Every year, normally in spring, although it seems to happen at any time of year our office receives urgent calls from a board seeking a process or an instrument to conduct a job performance evaluation of the school director. In those conversations it turns out more often than not (probably 80% of the time) we learn the board’s plan is to do the evaluation in a matter of days – although it’s not been unheard of that the board plans to conduct the evaluation that very evening.

Let me just say that for a board to implement and conduct a job performance evaluation in such a haphazard and callous manner of a school director, or anyone for that matter, is not just poor governance – it is unethical.

A board has a duty to act in both a legal and ethical manner.

The law requires that “a charter school board adopt personnel evaluation policies and practices.” Ethics require that the board create those policies and practices in an orderly and fair process which includes seeking input from the person(s) who will be the subject of the evaluation policy.

The charter school law requires ‘that a board shall establish qualifications for administrators, and that then it outlines the areas qualifications must at least cover, and then states that those qualifications are to be used for job descriptions, hiring, and job performance evaluations.’

Ethics requires the board to have established a job performance evaluation process and instrument well before the evaluation so the person whose performance is being evaluated knows the criteria and process.

If a board does not have a job performance evaluation policy and/or process, now is the time to develop one, not days or hours before the job performance evaluation. If a board does have a job performance evaluation policy and process, now is the time to review it, before it is time for the next performance review.



Words and our individual understandings of the meanings of words reveal a lot about our beliefs, values, experiences, and how we translate words into actions. In organizations, we often assume that everyone defines and understands the meanings of words in the same way as we do. So, it
is important for people in organizations to take time to share and reflect on the meaning of the words we use to convey our collective beliefs and aspirations.

Over the last couple of meetings, the MACS Board of Directors has dedicated a significant portion of those meeting to sharing and discussing what the words Equity and Equitable Opportunity in Education mean given that the board amended the Association’s mission statement to say that
an aspect of our mission is “…to promote equitable opportunities and excellence in education for students.”

The conversations began with each board member sharing their definition and understanding of equity and equitable opportunities. Based on the board’s discussion, input from school directors who responded to the equity definition survey earlier this summer, and other sources, the Association staff was charged with drafting a statement for board consideration.

At its September meeting the Board reviewed and amended the proposal the draft presented by the staff. Upon adoption of a statement at its in November meeting the statement will be used to guide our public policy positions and the Association’s programs and activities.
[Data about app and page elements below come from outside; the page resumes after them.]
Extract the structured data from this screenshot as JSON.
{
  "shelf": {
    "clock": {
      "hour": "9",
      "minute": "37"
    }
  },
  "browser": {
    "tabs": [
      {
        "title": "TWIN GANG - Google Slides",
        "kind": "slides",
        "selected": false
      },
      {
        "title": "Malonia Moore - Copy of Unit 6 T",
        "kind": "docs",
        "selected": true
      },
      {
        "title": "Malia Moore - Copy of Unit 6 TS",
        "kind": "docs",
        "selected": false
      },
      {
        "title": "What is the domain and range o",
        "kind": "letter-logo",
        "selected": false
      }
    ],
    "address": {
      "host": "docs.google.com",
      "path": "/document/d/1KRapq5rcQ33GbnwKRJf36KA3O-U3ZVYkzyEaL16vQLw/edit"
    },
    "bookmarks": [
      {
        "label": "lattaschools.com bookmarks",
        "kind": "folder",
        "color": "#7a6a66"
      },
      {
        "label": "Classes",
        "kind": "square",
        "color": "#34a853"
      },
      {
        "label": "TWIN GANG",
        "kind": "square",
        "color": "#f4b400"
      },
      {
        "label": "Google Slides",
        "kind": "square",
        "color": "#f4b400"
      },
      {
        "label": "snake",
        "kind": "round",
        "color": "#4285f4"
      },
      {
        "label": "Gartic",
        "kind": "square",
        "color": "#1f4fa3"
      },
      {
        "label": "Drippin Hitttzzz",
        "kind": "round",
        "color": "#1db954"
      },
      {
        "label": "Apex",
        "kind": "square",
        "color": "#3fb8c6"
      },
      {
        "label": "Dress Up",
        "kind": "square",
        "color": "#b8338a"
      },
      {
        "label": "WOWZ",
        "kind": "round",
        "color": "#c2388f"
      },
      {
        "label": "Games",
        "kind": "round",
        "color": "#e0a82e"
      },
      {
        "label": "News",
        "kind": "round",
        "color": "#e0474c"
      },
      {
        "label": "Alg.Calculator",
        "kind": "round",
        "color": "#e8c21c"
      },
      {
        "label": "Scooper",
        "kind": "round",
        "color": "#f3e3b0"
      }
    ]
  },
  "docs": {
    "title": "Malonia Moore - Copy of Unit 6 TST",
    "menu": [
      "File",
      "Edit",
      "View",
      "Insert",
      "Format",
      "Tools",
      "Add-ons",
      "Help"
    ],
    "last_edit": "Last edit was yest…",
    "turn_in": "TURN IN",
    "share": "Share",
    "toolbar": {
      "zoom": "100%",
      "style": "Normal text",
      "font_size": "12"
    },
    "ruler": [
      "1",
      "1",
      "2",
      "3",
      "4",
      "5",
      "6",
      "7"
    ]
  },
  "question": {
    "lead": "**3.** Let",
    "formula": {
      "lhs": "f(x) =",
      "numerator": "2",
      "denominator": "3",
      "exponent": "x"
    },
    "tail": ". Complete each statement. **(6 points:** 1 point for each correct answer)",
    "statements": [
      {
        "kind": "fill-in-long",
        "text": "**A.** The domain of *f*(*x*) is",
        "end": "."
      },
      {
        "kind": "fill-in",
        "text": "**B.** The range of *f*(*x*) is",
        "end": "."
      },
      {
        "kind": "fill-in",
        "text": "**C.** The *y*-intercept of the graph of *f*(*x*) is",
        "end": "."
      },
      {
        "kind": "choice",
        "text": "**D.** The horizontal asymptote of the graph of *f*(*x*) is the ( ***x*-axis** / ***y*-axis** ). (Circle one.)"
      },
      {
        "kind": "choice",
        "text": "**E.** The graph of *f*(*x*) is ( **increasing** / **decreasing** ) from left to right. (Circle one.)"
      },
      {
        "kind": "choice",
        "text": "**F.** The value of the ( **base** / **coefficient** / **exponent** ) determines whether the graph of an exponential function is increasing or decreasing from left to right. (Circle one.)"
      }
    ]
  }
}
The goal of this work is to ensure that our commitment “to promote equitable opportunities and excellence in education for students” has a common basis and is always at the heart of the Association’s work.


In July, The Charter School Facility Center at the National Alliance for Public Charter Schools published an analysis of state policies relative to Per-Pupil Facility Funding.

According to the analysis there are 18 states that provide per-pupil funding for charter school facilities. Of those 18, 12 states – including Minnesota – provide supplementary funding beyond the overall per-pupil funding formula for schools. (6 states embed any funding for facilities in the general formula).

When one looks closer at the 12 states that provide supplementary per-pupil funding for facilities, Minnesota provides the largest per-pupil funding by statute for facilities, except for Washington DC. In terms of the average per-pupil funding Minnesota ($1,232.94) is twice as high as the next state, New Mexico, and six times higher than Pennsylvania and Texas.

All 12 states have either some eligibility criteria or restrictions on the use of facility funding. For example:

  • 3 states differentiate on how much per-pupil funding a school is eligible for based on the ownership of the building,
  • 4 states preclude virtual schools from receiving facility funding,
  • 5 states connect eligibility to academic performance,
  • 4 states restrict use of the funds to Lease reimbursement costs (including Minnesota)

While Idaho, New Mexico, and Washington DC provide funding simply based on average daily attendance whereas Minnesota is based on adjusted pupil units, the per-pupil amount in their statutes is lower far lower than Minnesota, with the exception of Washington DC.

When one looks at the statutes of all 18 states that provide facilities funding, only Washington DC, and Arizona have a higher amount in statute than Minnesota. New York cannot be compared to any state since it has a hybrid model of facilities – including no cost district space.

So, when you look across the landscape across the country – Minnesota is a top tier state in terms of providing per-pupil facility funding in both statute and in real dollars.